> [Assignment]: Skipping each picture, output the entries exactly as they stand below.

━━ Records for processing ━━

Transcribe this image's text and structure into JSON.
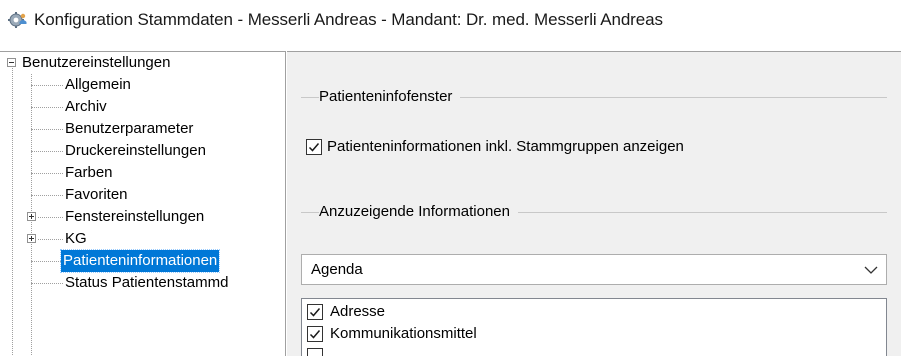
{
  "window": {
    "title": "Konfiguration Stammdaten - Messerli Andreas - Mandant: Dr. med. Messerli Andreas",
    "icon": "gear-people-icon"
  },
  "tree": {
    "root": "Benutzereinstellungen",
    "items": [
      {
        "label": "Allgemein",
        "expander": "none"
      },
      {
        "label": "Archiv",
        "expander": "none"
      },
      {
        "label": "Benutzerparameter",
        "expander": "none"
      },
      {
        "label": "Druckereinstellungen",
        "expander": "none"
      },
      {
        "label": "Farben",
        "expander": "none"
      },
      {
        "label": "Favoriten",
        "expander": "none"
      },
      {
        "label": "Fenstereinstellungen",
        "expander": "plus"
      },
      {
        "label": "KG",
        "expander": "plus"
      },
      {
        "label": "Patienteninformationen",
        "expander": "none",
        "selected": true
      },
      {
        "label": "Status Patientenstammd",
        "expander": "none"
      }
    ]
  },
  "panel": {
    "group1_label": "Patienteninfofenster",
    "show_patient_info_label": "Patienteninformationen inkl. Stammgruppen anzeigen",
    "show_patient_info_checked": true,
    "group2_label": "Anzuzeigende Informationen",
    "combo_value": "Agenda",
    "list_items": [
      {
        "label": "Adresse",
        "checked": true
      },
      {
        "label": "Kommunikationsmittel",
        "checked": true
      },
      {
        "label": "",
        "checked": false
      }
    ]
  },
  "colors": {
    "selection": "#0078d7",
    "panel_bg": "#f0f0f0"
  }
}
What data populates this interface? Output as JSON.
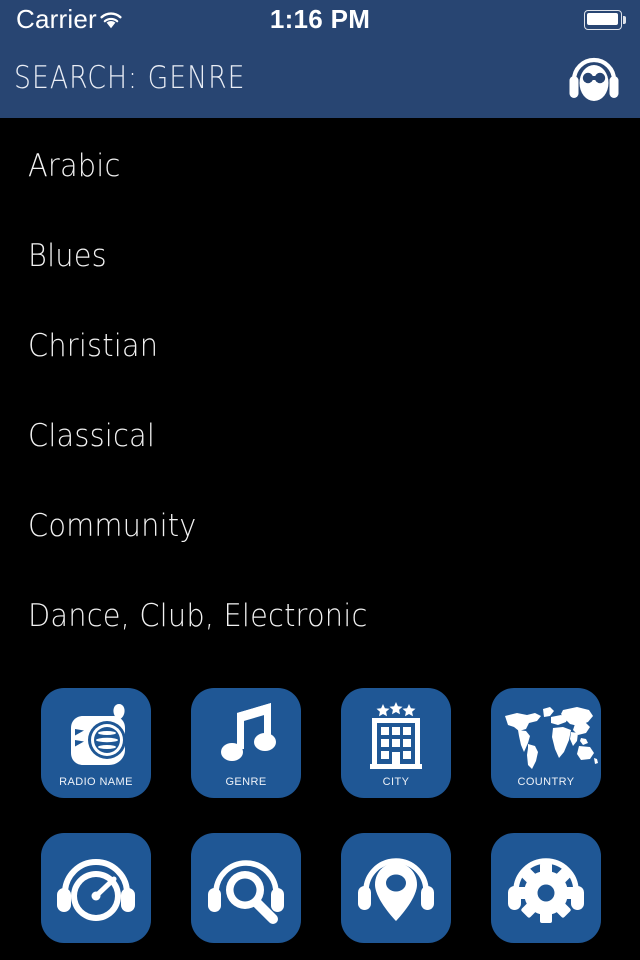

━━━

> [Result of the exercise]:
Transcribe this image's text and structure into JSON.
{
  "window": {
    "title": "Konfiguration Stammdaten - Messerli Andreas - Mandant: Dr. med. Messerli Andreas",
    "icon": "gear-people-icon"
  },
  "tree": {
    "root": "Benutzereinstellungen",
    "items": [
      {
        "label": "Allgemein",
        "expander": "none"
      },
      {
        "label": "Archiv",
        "expander": "none"
      },
      {
        "label": "Benutzerparameter",
        "expander": "none"
      },
      {
        "label": "Druckereinstellungen",
        "expander": "none"
      },
      {
        "label": "Farben",
        "expander": "none"
      },
      {
        "label": "Favoriten",
        "expander": "none"
      },
      {
        "label": "Fenstereinstellungen",
        "expander": "plus"
      },
      {
        "label": "KG",
        "expander": "plus"
      },
      {
        "label": "Patienteninformationen",
        "expander": "none",
        "selected": true
      },
      {
        "label": "Status Patientenstammd",
        "expander": "none"
      }
    ]
  },
  "panel": {
    "group1_label": "Patienteninfofenster",
    "show_patient_info_label": "Patienteninformationen inkl. Stammgruppen anzeigen",
    "show_patient_info_checked": true,
    "group2_label": "Anzuzeigende Informationen",
    "combo_value": "Agenda",
    "list_items": [
      {
        "label": "Adresse",
        "checked": true
      },
      {
        "label": "Kommunikationsmittel",
        "checked": true
      },
      {
        "label": "",
        "checked": false
      }
    ]
  },
  "colors": {
    "selection": "#0078d7",
    "panel_bg": "#f0f0f0"
  }
}
What data populates this interface? Output as JSON.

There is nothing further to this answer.